All entries must be set down once more, precisely as given.

****************

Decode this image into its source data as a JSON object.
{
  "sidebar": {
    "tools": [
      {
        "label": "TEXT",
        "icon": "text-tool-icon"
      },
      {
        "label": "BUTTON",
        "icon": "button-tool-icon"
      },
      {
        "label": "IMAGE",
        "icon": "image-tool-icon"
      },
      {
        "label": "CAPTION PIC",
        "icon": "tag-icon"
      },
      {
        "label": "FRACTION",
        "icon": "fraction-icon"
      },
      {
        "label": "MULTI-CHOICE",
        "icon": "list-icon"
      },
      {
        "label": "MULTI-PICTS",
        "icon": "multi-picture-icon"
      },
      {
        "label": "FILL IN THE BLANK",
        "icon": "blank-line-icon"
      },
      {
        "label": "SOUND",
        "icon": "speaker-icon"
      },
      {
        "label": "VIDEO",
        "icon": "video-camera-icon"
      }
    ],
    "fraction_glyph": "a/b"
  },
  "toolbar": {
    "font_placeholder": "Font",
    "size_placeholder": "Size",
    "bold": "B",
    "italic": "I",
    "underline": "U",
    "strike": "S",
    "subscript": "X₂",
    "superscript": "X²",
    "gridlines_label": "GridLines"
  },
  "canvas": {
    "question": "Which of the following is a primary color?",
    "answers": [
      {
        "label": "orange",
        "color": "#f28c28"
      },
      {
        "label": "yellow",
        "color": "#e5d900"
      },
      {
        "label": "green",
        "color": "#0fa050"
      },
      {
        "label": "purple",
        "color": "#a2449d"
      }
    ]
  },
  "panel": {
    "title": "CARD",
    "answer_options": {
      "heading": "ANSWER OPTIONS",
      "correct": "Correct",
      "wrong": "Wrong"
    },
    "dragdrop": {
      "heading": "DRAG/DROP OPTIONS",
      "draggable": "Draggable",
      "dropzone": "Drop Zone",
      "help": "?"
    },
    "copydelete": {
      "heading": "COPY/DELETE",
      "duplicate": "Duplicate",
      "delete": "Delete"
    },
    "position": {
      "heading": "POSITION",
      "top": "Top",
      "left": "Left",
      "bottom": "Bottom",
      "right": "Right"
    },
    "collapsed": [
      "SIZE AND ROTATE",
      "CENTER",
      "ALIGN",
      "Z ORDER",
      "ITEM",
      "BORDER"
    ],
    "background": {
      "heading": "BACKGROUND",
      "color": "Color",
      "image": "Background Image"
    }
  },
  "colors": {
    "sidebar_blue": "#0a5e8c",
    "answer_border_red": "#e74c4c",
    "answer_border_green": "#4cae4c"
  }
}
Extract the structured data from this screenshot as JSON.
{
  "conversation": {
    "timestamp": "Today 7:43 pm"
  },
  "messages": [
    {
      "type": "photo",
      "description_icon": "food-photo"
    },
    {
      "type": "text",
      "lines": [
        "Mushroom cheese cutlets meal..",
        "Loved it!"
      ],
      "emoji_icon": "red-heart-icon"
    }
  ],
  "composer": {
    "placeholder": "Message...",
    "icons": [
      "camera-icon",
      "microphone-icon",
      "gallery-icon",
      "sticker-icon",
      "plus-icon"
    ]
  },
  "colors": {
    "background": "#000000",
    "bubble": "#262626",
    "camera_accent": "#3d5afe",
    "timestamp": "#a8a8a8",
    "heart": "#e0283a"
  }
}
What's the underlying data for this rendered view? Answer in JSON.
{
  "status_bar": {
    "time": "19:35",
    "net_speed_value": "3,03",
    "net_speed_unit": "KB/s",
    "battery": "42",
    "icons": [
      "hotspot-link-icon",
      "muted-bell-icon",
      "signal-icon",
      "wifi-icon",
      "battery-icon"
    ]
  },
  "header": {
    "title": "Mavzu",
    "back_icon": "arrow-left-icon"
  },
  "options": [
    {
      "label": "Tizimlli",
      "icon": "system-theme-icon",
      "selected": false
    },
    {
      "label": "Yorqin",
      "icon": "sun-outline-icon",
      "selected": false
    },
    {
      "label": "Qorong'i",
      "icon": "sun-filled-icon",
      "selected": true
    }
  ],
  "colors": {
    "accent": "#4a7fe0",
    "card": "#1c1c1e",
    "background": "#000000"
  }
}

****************

● Answer
Decode this image into its source data as a JSON object.
{
  "sidebar": {
    "tools": [
      {
        "label": "TEXT",
        "icon": "text-tool-icon"
      },
      {
        "label": "BUTTON",
        "icon": "button-tool-icon"
      },
      {
        "label": "IMAGE",
        "icon": "image-tool-icon"
      },
      {
        "label": "CAPTION PIC",
        "icon": "tag-icon"
      },
      {
        "label": "FRACTION",
        "icon": "fraction-icon"
      },
      {
        "label": "MULTI-CHOICE",
        "icon": "list-icon"
      },
      {
        "label": "MULTI-PICTS",
        "icon": "multi-picture-icon"
      },
      {
        "label": "FILL IN THE BLANK",
        "icon": "blank-line-icon"
      },
      {
        "label": "SOUND",
        "icon": "speaker-icon"
      },
      {
        "label": "VIDEO",
        "icon": "video-camera-icon"
      }
    ],
    "fraction_glyph": "a/b"
  },
  "toolbar": {
    "font_placeholder": "Font",
    "size_placeholder": "Size",
    "bold": "B",
    "italic": "I",
    "underline": "U",
    "strike": "S",
    "subscript": "X₂",
    "superscript": "X²",
    "gridlines_label": "GridLines"
  },
  "canvas": {
    "question": "Which of the following is a primary color?",
    "answers": [
      {
        "label": "orange",
        "color": "#f28c28"
      },
      {
        "label": "yellow",
        "color": "#e5d900"
      },
      {
        "label": "green",
        "color": "#0fa050"
      },
      {
        "label": "purple",
        "color": "#a2449d"
      }
    ]
  },
  "panel": {
    "title": "CARD",
    "answer_options": {
      "heading": "ANSWER OPTIONS",
      "correct": "Correct",
      "wrong": "Wrong"
    },
    "dragdrop": {
      "heading": "DRAG/DROP OPTIONS",
      "draggable": "Draggable",
      "dropzone": "Drop Zone",
      "help": "?"
    },
    "copydelete": {
      "heading": "COPY/DELETE",
      "duplicate": "Duplicate",
      "delete": "Delete"
    },
    "position": {
      "heading": "POSITION",
      "top": "Top",
      "left": "Left",
      "bottom": "Bottom",
      "right": "Right"
    },
    "collapsed": [
      "SIZE AND ROTATE",
      "CENTER",
      "ALIGN",
      "Z ORDER",
      "ITEM",
      "BORDER"
    ],
    "background": {
      "heading": "BACKGROUND",
      "color": "Color",
      "image": "Background Image"
    }
  },
  "colors": {
    "sidebar_blue": "#0a5e8c",
    "answer_border_red": "#e74c4c",
    "answer_border_green": "#4cae4c"
  }
}
Extract the structured data from this screenshot as JSON.
{
  "conversation": {
    "timestamp": "Today 7:43 pm"
  },
  "messages": [
    {
      "type": "photo",
      "description_icon": "food-photo"
    },
    {
      "type": "text",
      "lines": [
        "Mushroom cheese cutlets meal..",
        "Loved it!"
      ],
      "emoji_icon": "red-heart-icon"
    }
  ],
  "composer": {
    "placeholder": "Message...",
    "icons": [
      "camera-icon",
      "microphone-icon",
      "gallery-icon",
      "sticker-icon",
      "plus-icon"
    ]
  },
  "colors": {
    "background": "#000000",
    "bubble": "#262626",
    "camera_accent": "#3d5afe",
    "timestamp": "#a8a8a8",
    "heart": "#e0283a"
  }
}
What's the underlying data for this rendered view? Answer in JSON.
{
  "status_bar": {
    "time": "19:35",
    "net_speed_value": "3,03",
    "net_speed_unit": "KB/s",
    "battery": "42",
    "icons": [
      "hotspot-link-icon",
      "muted-bell-icon",
      "signal-icon",
      "wifi-icon",
      "battery-icon"
    ]
  },
  "header": {
    "title": "Mavzu",
    "back_icon": "arrow-left-icon"
  },
  "options": [
    {
      "label": "Tizimlli",
      "icon": "system-theme-icon",
      "selected": false
    },
    {
      "label": "Yorqin",
      "icon": "sun-outline-icon",
      "selected": false
    },
    {
      "label": "Qorong'i",
      "icon": "sun-filled-icon",
      "selected": true
    }
  ],
  "colors": {
    "accent": "#4a7fe0",
    "card": "#1c1c1e",
    "background": "#000000"
  }
}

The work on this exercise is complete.